WORK TO BE COMPLETED – Scan the material below for the string "icon", and copy every line where it shows up.

ENTRIES SHOWN –
++++++++

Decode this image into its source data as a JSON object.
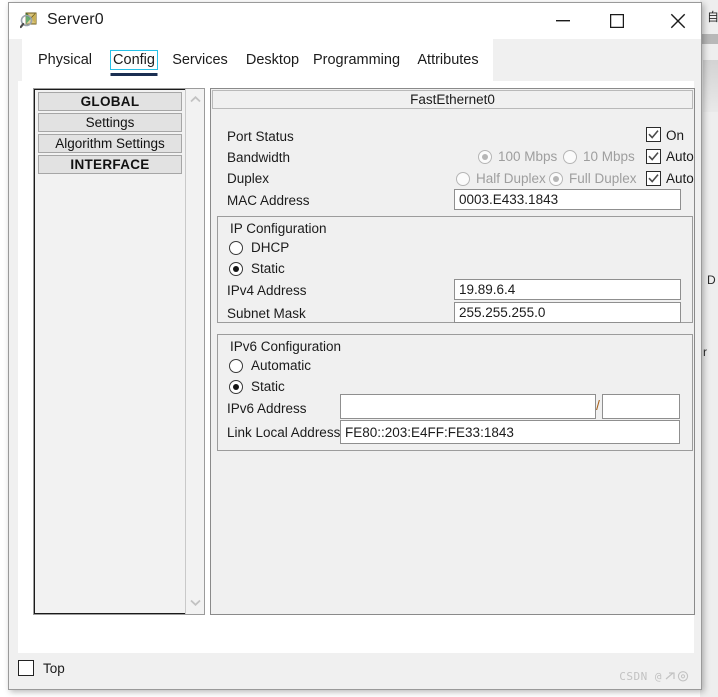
{
  "window": {
    "title": "Server0",
    "icon": "server-inspect-icon",
    "controls": {
      "minimize": "minimize-icon",
      "maximize": "maximize-icon",
      "close": "close-icon"
    }
  },
  "tabs": {
    "active": "Config",
    "items": [
      {
        "label": "Physical"
      },
      {
        "label": "Config"
      },
      {
        "label": "Services"
      },
      {
        "label": "Desktop"
      },
      {
        "label": "Programming"
      },
      {
        "label": "Attributes"
      }
    ]
  },
  "sidebar": {
    "items": [
      {
        "label": "GLOBAL",
        "type": "group"
      },
      {
        "label": "Settings",
        "type": "item"
      },
      {
        "label": "Algorithm Settings",
        "type": "item"
      },
      {
        "label": "INTERFACE",
        "type": "group"
      }
    ],
    "scroll_up_icon": "chevron-up-icon",
    "scroll_down_icon": "chevron-down-icon"
  },
  "panel": {
    "header": "FastEthernet0",
    "port_status": {
      "label": "Port Status",
      "checkbox_label": "On",
      "checked": true
    },
    "bandwidth": {
      "label": "Bandwidth",
      "options": [
        {
          "label": "100 Mbps",
          "selected": true,
          "disabled": true
        },
        {
          "label": "10 Mbps",
          "selected": false,
          "disabled": true
        }
      ],
      "auto_label": "Auto",
      "auto_checked": true
    },
    "duplex": {
      "label": "Duplex",
      "options": [
        {
          "label": "Half Duplex",
          "selected": false,
          "disabled": true
        },
        {
          "label": "Full Duplex",
          "selected": true,
          "disabled": true
        }
      ],
      "auto_label": "Auto",
      "auto_checked": true
    },
    "mac_address": {
      "label": "MAC Address",
      "value": "0003.E433.1843"
    },
    "ip_config": {
      "legend": "IP Configuration",
      "radios": [
        {
          "label": "DHCP",
          "selected": false
        },
        {
          "label": "Static",
          "selected": true
        }
      ],
      "ipv4": {
        "label": "IPv4 Address",
        "value": "19.89.6.4",
        "placeholder": ""
      },
      "subnet": {
        "label": "Subnet Mask",
        "value": "255.255.255.0",
        "placeholder": ""
      }
    },
    "ipv6_config": {
      "legend": "IPv6 Configuration",
      "radios": [
        {
          "label": "Automatic",
          "selected": false
        },
        {
          "label": "Static",
          "selected": true
        }
      ],
      "ipv6": {
        "label": "IPv6 Address",
        "value": "",
        "placeholder": "",
        "separator": "/",
        "prefix_value": "",
        "prefix_placeholder": ""
      },
      "link_local": {
        "label": "Link Local Address:",
        "value": "FE80::203:E4FF:FE33:1843"
      }
    }
  },
  "bottom": {
    "top_checkbox": {
      "label": "Top",
      "checked": false
    }
  },
  "watermark": {
    "text": "CSDN @"
  },
  "colors": {
    "accent": "#27c1e8",
    "tab_underline": "#1b2f52",
    "window_bg": "#f0f0f0",
    "field_bg": "#ffffff",
    "disabled_text": "#9e9e9e"
  }
}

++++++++

OUTPUT FOR THIS TASK –
    "icon": "server-inspect-icon",
      "minimize": "minimize-icon",
      "maximize": "maximize-icon",
      "close": "close-icon"
    "scroll_up_icon": "chevron-up-icon",
    "scroll_down_icon": "chevron-down-icon"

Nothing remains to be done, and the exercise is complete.